Upbit gains preliminary approval from Singapore’s Monetary Authority, strengthening its regional presence; Singapore’s crypto-friendly regulation draws major exchanges and blockchain businesses.
- Upbit gains preliminary approval from the Monetary Authority of Singapore, enhancing its regional foothold.
- While awaiting full licensing, Upbit Singapore will continue offering regulated digital asset services.
- In July, Upbit’s trading volume eclipsed that of Coinbase, signaling significant market traction.
- Singapore’s proactive, crypto-friendly regulatory environment attracts major exchanges and blockchain businesses.
In a significant move, Upbit, a prominent cryptocurrency exchange, has garnered in-principle approval from Singapore’s Monetary Authority (MAS).
This conditional green light permits Upbit Singapore to persist in its provision of regulated Digital Payment Token services, aligning with the stipulations of the Payment Services Act 2019, even as it anticipates its full license sanction.
Upbit, South Korea’s largest exchange, announced that Upbit Singapore has received in-principle approval for a Major Payments Institution (MPI) license in Singapore. In October, the Singapore entities of Coinbase, Ripple, GSR and Sygnum Bank all received MAS licensing approval,…
— Wu Blockchain (@WuBlockchain) October 16, 2023
Upbit in Singapore
This development is hot on the heels of Upbit’s recent trading triumphs. Data revealed that in July, Upbit’s trading volume soared to a staggering $29.8 billion, outstripping renowned crypto exchange Coinbase, which posted a trading volume of $28.6 billion.
These figures underscore Upbit’s rapidly growing influence within the cryptocurrency market landscape.
The nod from MAS doesn’t just bolster Upbit’s regulatory repertoire but also cements its ambition to expand within the Asian Pacific’s bustling crypto market.
“Upon the MPI license acquisition, Upbit Singapore will assimilate into the cadre of regulated digital asset exchanges functioning under Upbit APAC,” affirmed a recent communique.

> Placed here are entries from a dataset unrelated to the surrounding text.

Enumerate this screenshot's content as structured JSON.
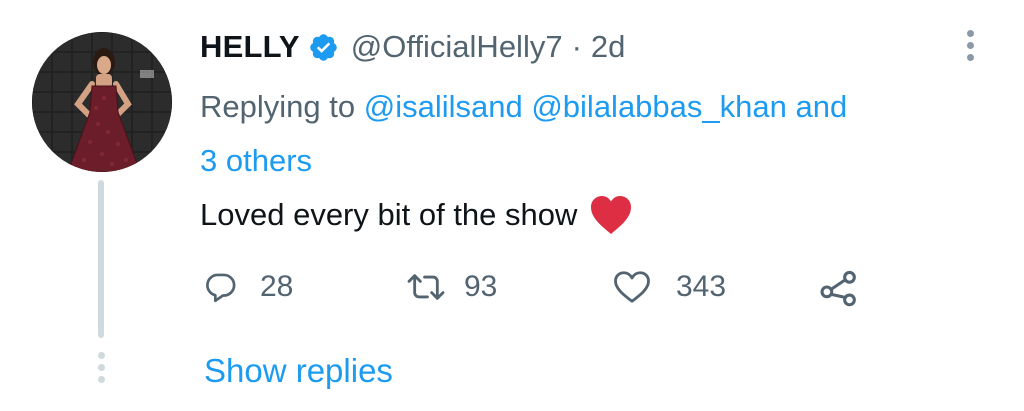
{
  "tweet": {
    "display_name": "HELLY",
    "handle": "@OfficialHelly7",
    "separator": "·",
    "time": "2d",
    "replying_prefix": "Replying to",
    "mention_1": "@isalilsand",
    "mention_2": "@bilalabbas_khan",
    "mention_joiner": "and",
    "others": "3 others",
    "text": "Loved every bit of the show",
    "emoji": "red-heart"
  },
  "actions": {
    "reply_count": "28",
    "retweet_count": "93",
    "like_count": "343"
  },
  "thread": {
    "show_replies_label": "Show replies"
  },
  "icons": {
    "verified": "verified-badge-icon",
    "more": "more-vertical-icon",
    "reply": "reply-bubble-icon",
    "retweet": "retweet-icon",
    "like": "heart-outline-icon",
    "share": "share-icon"
  },
  "colors": {
    "accent": "#1d9bf0",
    "text_primary": "#0f1419",
    "text_secondary": "#536471",
    "thread_line": "#cfd9de",
    "heart_emoji": "#dd2e44"
  }
}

The timeline for transmuting this provisional approval into a full-fledged license remains nebulous. Notably, Crypto.com, another significant player, clinched full-scale approval almost a year after its initial conditional endorsement.
Simultaneously, Singapore is carving a niche as a burgeoning hub for crypto enterprises, evidenced by Coinbase’s recent procurement of an MPI from MAS.
The city-state’s amenable regulatory climate is not just drawing crypto exchanges but also blockchain innovators, as evidenced when Ripple secured the MAS’s approval-in-principle despite its ongoing legal tussle with the US Securities and Exchange Commission.
Singapore’s warm reception towards cryptocurrency businesses, exemplified by its progressive regulatory steps, signifies a broader shift in the global financial paradigm.
As traditional finance and crypto converge, regulatory approvals like that obtained by Upbit aren’t just procedural formalities. They are affirmations of the burgeoning legitimacy and institutional acceptance of digital assets.
These advancements underscore the importance of robust regulatory frameworks that don’t stifle innovation. Instead, by providing clear guidelines and proactive support, authorities like MAS are nurturing a conducive environment where crypto businesses can thrive responsibly.
This balancing act between regulation and innovation is crucial as the digital asset space continues to evolve at a breakneck pace.
The situation warrants attention from both industry participants and regulators worldwide. Singapore’s model illustrates that embracing digital finance under comprehensive regulatory oversight can spur growth, attract investment, and catalyze innovation, setting a precedent others might soon follow.